_Work to complete_
Each line of the entries below that holds "radiomia" is needed, copied in full.

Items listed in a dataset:

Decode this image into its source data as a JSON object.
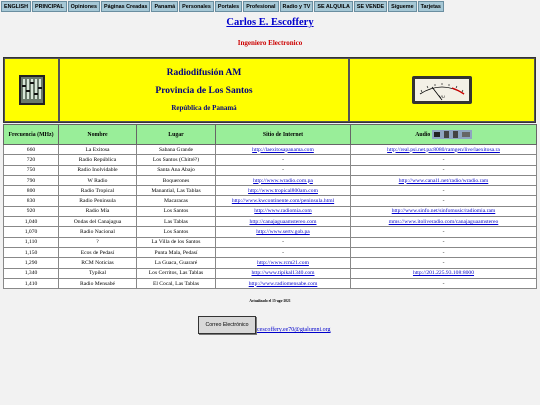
{
  "nav": [
    "ENGLISH",
    "PRINCIPAL",
    "Opiniones",
    "Páginas Creadas",
    "Panamá",
    "Personales",
    "Portales",
    "Profesional",
    "Radio y TV",
    "SE ALQUILA",
    "SE VENDE",
    "Sígueme",
    "Tarjetas"
  ],
  "site": {
    "title": "Carlos E. Escoffery",
    "subtitle": "Ingeniero Electronico"
  },
  "header": {
    "title": "Radiodifusión AM",
    "province": "Provincia de Los Santos",
    "country": "República de Panamá",
    "left_icon": "audio-equalizer-icon",
    "right_icon": "vu-meter-icon",
    "meter_label": "VU"
  },
  "columns": [
    "Frecuencia (MHz)",
    "Nombre",
    "Lugar",
    "Sitio de Internet",
    "Audio"
  ],
  "audio_icon": "speaker-icon",
  "rows": [
    [
      "660",
      "La Exitosa",
      "Sabana Grande",
      "http://laexitosapanama.com",
      "http://real.psi.net.pa:8080/ramgen/live/laexitosa.ra"
    ],
    [
      "720",
      "Radio República",
      "Los Santos (Chitré?)",
      "-",
      "-"
    ],
    [
      "750",
      "Radio Inolvidable",
      "Santa Ana Abajo",
      "-",
      "-"
    ],
    [
      "790",
      "W Radio",
      "Boquerones",
      "http://www.wradio.com.pa",
      "http://www.canal1.net/radio/wradio.ram"
    ],
    [
      "800",
      "Radio Tropical",
      "Manantial, Las Tablas",
      "http://www.tropical800am.com",
      "-"
    ],
    [
      "830",
      "Radio Peninsula",
      "Macaracas",
      "http://www.kwcontinente.com/peninsula.html",
      "-"
    ],
    [
      "920",
      "Radio Mía",
      "Los Santos",
      "http://www.radiomia.com",
      "http://www.sinfo.net/sinfomusic/radiomia.ram"
    ],
    [
      "1,040",
      "Ondas del Canajagua",
      "Las Tablas",
      "http://canajaguaamstereo.com",
      "mms://www.itoliveradio.com/canajaguaamstereo"
    ],
    [
      "1,070",
      "Radio Nacional",
      "Los Santos",
      "http://www.sertv.gob.pa",
      "-"
    ],
    [
      "1,110",
      "?",
      "La Villa de los Santos",
      "-",
      "-"
    ],
    [
      "1,150",
      "Ecos de Pedasí",
      "Punta Mala, Pedasí",
      "-",
      "-"
    ],
    [
      "1,290",
      "RCM Noticias",
      "La Guaca, Guararé",
      "http://www.rcm21.com",
      "-"
    ],
    [
      "1,340",
      "Typikal",
      "Los Cerritos, Las Tablas",
      "http://www.tipikal1340.com",
      "http://201.225.93.108:8000"
    ],
    [
      "1,410",
      "Radio Mensabé",
      "El Cocal, Las Tablas",
      "http://www.radiomensabe.com",
      "-"
    ]
  ],
  "footer": {
    "updated": "Actualizado el 15-ago-2021",
    "email_button": "Correo Electrónico",
    "email": "cescoffery.ee70@gtalumni.org"
  }
}
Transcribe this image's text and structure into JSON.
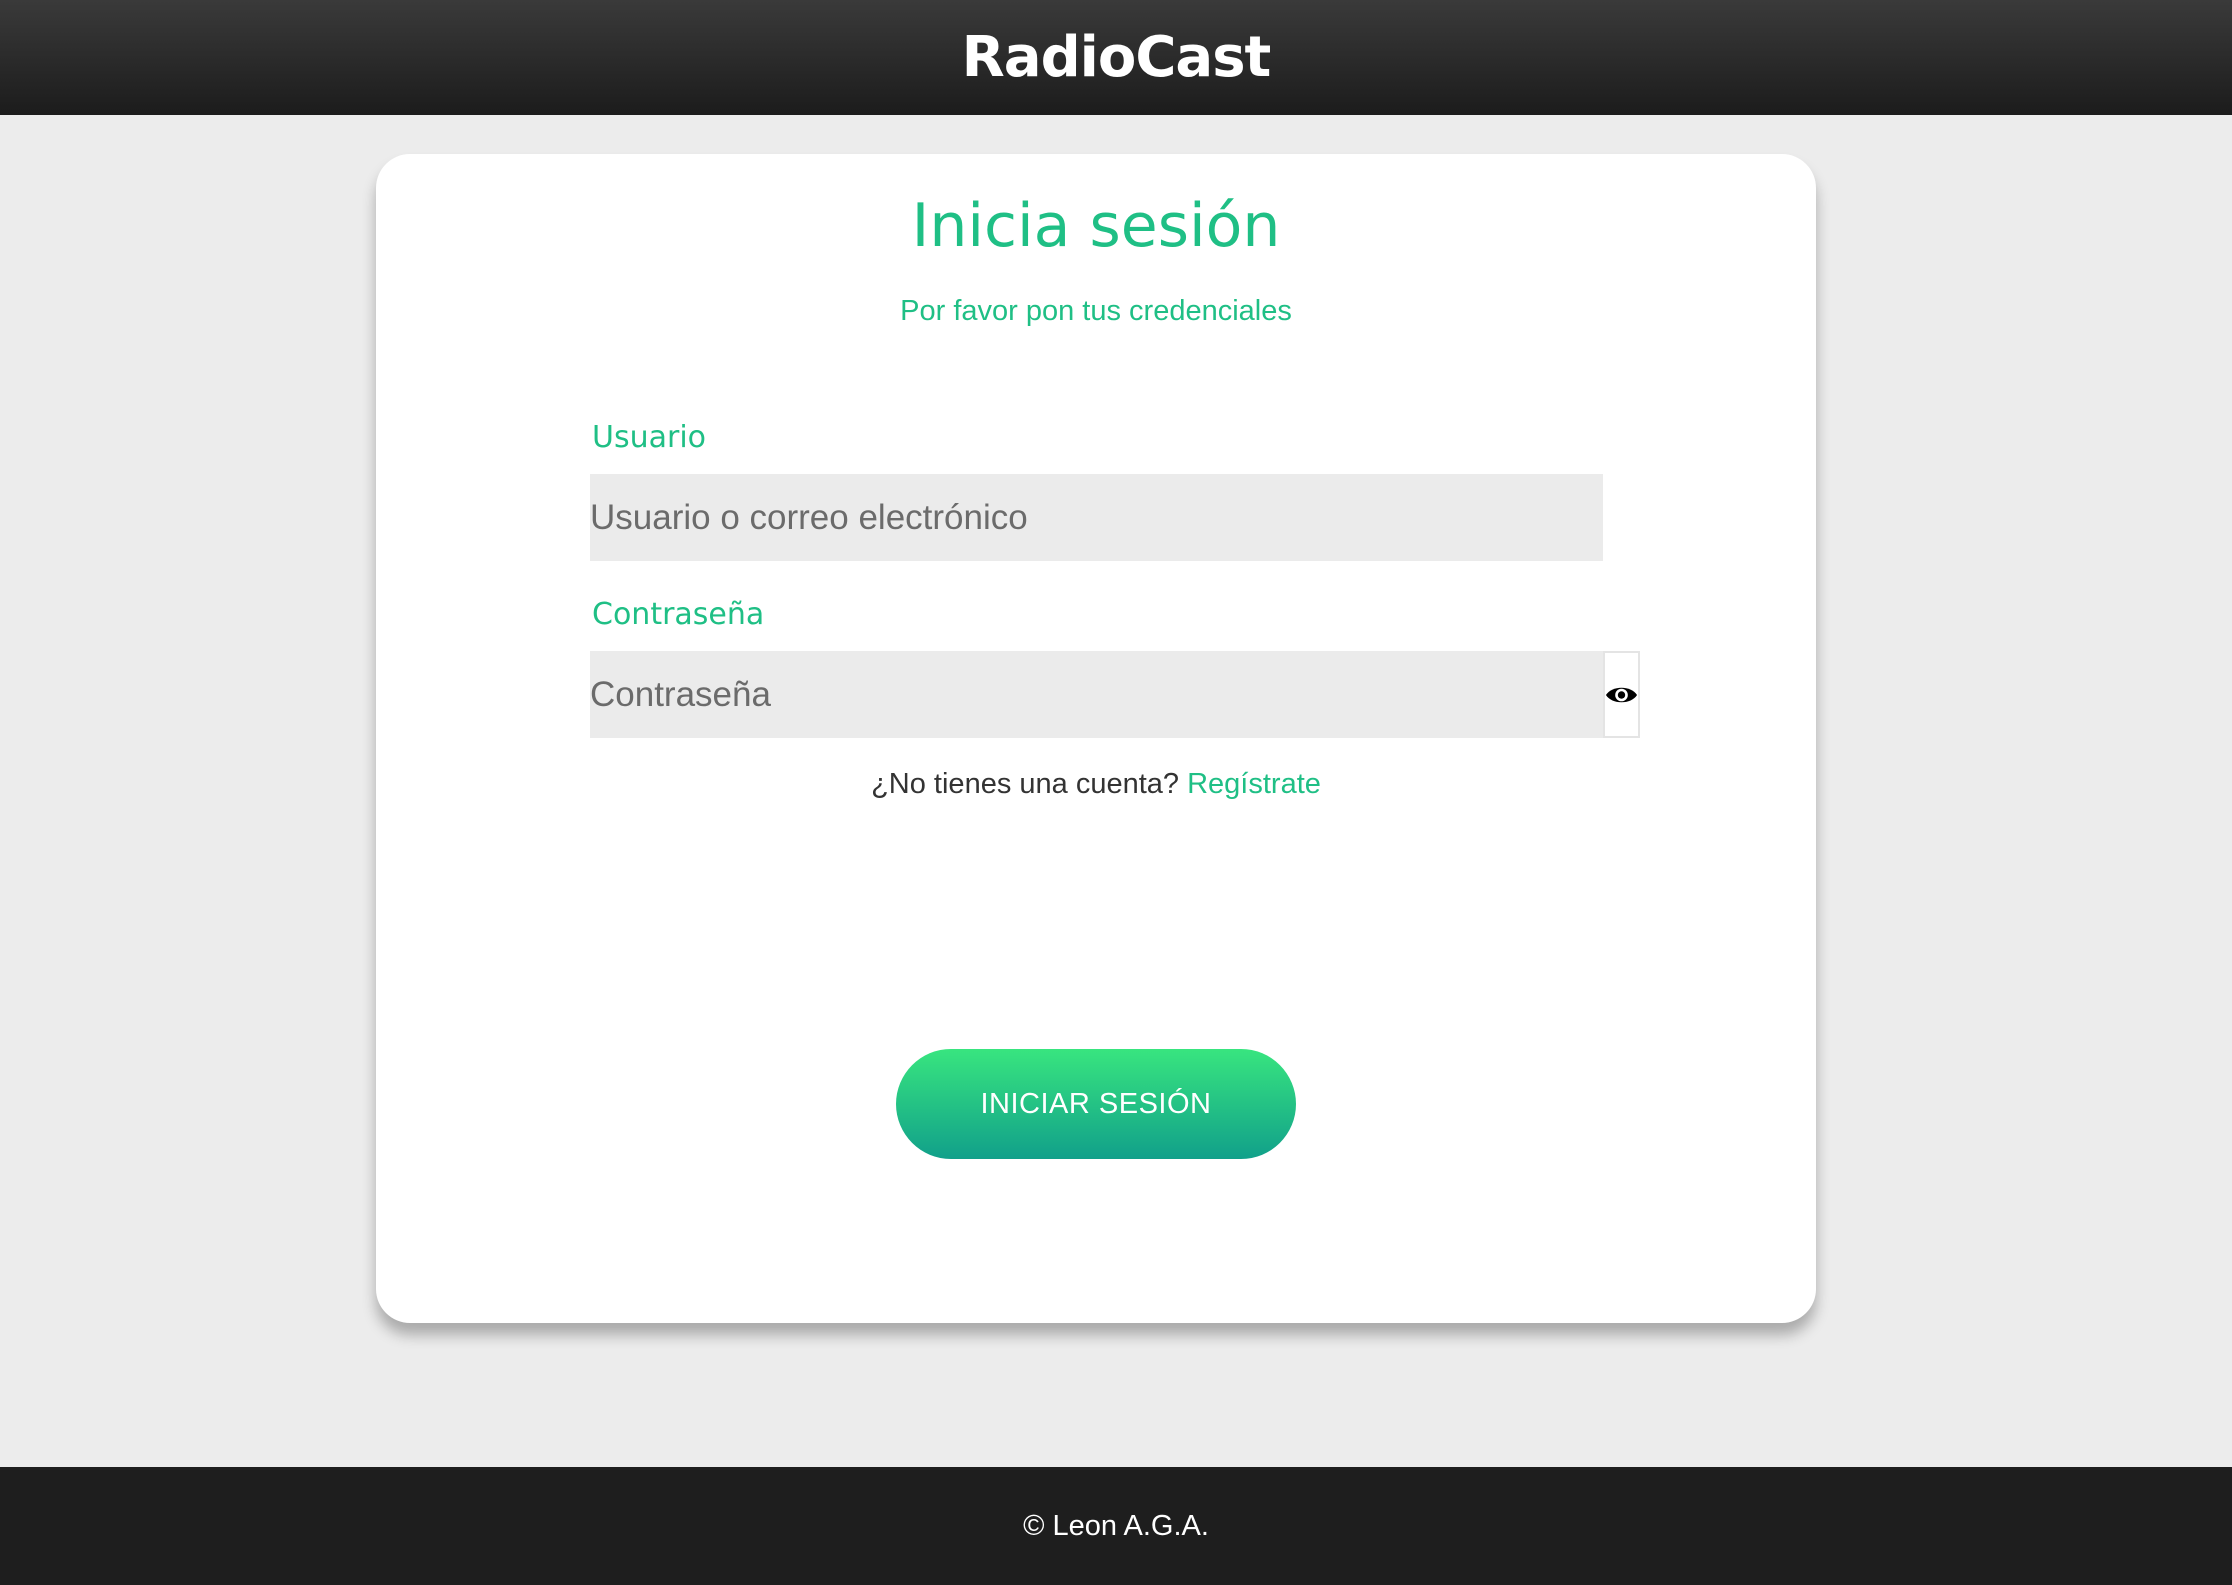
{
  "header": {
    "brand": "RadioCast"
  },
  "login": {
    "title": "Inicia sesión",
    "subtitle": "Por favor pon tus credenciales",
    "username_label": "Usuario",
    "username_placeholder": "Usuario o correo electrónico",
    "username_value": "",
    "password_label": "Contraseña",
    "password_placeholder": "Contraseña",
    "password_value": "",
    "password_toggle_icon": "eye-icon",
    "register_prompt": "¿No tienes una cuenta?",
    "register_link": "Regístrate",
    "submit_label": "INICIAR SESIÓN"
  },
  "footer": {
    "copyright": "© Leon A.G.A."
  },
  "colors": {
    "accent": "#1fbf85",
    "button_gradient_top": "#38e57f",
    "button_gradient_bottom": "#11a08a",
    "header_bg": "#2a2a2a",
    "footer_bg": "#1e1e1e",
    "page_bg": "#ececec"
  }
}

_Solution for this exercise_
      "http://www.radiomia.com",
      "http://www.sinfo.net/sinfomusic/radiomia.ram"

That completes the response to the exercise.